Prosecutors in the murder case against Mohamed Noor moved to seal thousands of pieces of evidence — from the fired Minneapolis police officer's psychological records to transcripts of grand jury proceedings — whose disclosure they contend would preclude a fair trial.
In a 10-page filing Wednesday afternoon, the Hennepin County Attorney's Office argued that the sealing was necessary to preserve the integrity of the judicial process.
"Public disclosure will have the irreversible effect of preventing the defendant from receiving a fair trial in this case and any other collateral legal proceedings," prosecutors said. Wednesday's filing was the latest in a flurry of motions by both sides leading up to a Sept. 27 probable cause hearing before Judge Kathryn Quaintance.
The memo argued that because investigative data entered into evidence in court becomes public, the motion requests that evidence be reviewed privately to ensure "that confidential data are not made public prematurely."A spokesman for the County Attorney's Office declined to comment. Thomas Plunkett, one of Noor's attorneys, also declined to comment.
Noor faces charges of third-degree murder and manslaughter in the shooting death of Justine Ruszczyk Damond last summer. Prosecutors say that Noor shot the 40-year-old Australia native from inside his police SUV while responding to her 911 call near her south Minneapolis home
Noor becomes the first police officer statewide in recent memory to be charged with murder for an on-duty killing. An appeal of his firing from the department has been put on hold pending the outcome of his criminal trial, union officials said.
Since the trove of evidence was "collected or created" by the state Bureau of Criminal Apprehension in preparation of the case, prosecutors argued that it should be considered "investigative data," whose release under state data practices law is allowed only once the investigation is closed.

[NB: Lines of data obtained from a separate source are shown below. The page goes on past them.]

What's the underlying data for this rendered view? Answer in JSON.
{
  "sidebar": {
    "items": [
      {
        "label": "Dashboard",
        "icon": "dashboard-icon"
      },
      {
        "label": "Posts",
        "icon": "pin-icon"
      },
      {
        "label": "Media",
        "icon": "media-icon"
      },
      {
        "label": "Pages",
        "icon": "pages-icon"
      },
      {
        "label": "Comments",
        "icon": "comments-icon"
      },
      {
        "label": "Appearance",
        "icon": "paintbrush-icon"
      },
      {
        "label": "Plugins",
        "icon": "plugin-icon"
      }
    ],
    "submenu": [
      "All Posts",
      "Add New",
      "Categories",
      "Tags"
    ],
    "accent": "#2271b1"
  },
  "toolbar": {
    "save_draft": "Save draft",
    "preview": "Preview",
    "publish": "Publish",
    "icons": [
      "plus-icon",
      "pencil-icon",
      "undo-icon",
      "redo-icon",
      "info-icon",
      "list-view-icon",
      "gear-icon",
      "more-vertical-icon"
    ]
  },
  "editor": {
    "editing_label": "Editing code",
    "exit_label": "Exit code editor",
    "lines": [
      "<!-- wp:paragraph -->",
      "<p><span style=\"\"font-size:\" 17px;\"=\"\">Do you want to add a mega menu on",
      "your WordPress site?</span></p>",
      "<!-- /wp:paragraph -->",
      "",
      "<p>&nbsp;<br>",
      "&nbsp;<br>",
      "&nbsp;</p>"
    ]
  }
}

The other evidence includes a police e-mail about off-duty work, seven grand jury transcripts, as well as body and dashboard camera footage and other case files from a May 2017 traffic stop in which Noor and a police colleague pulled their guns out on a motorist after pulling him over for a minor moving violation.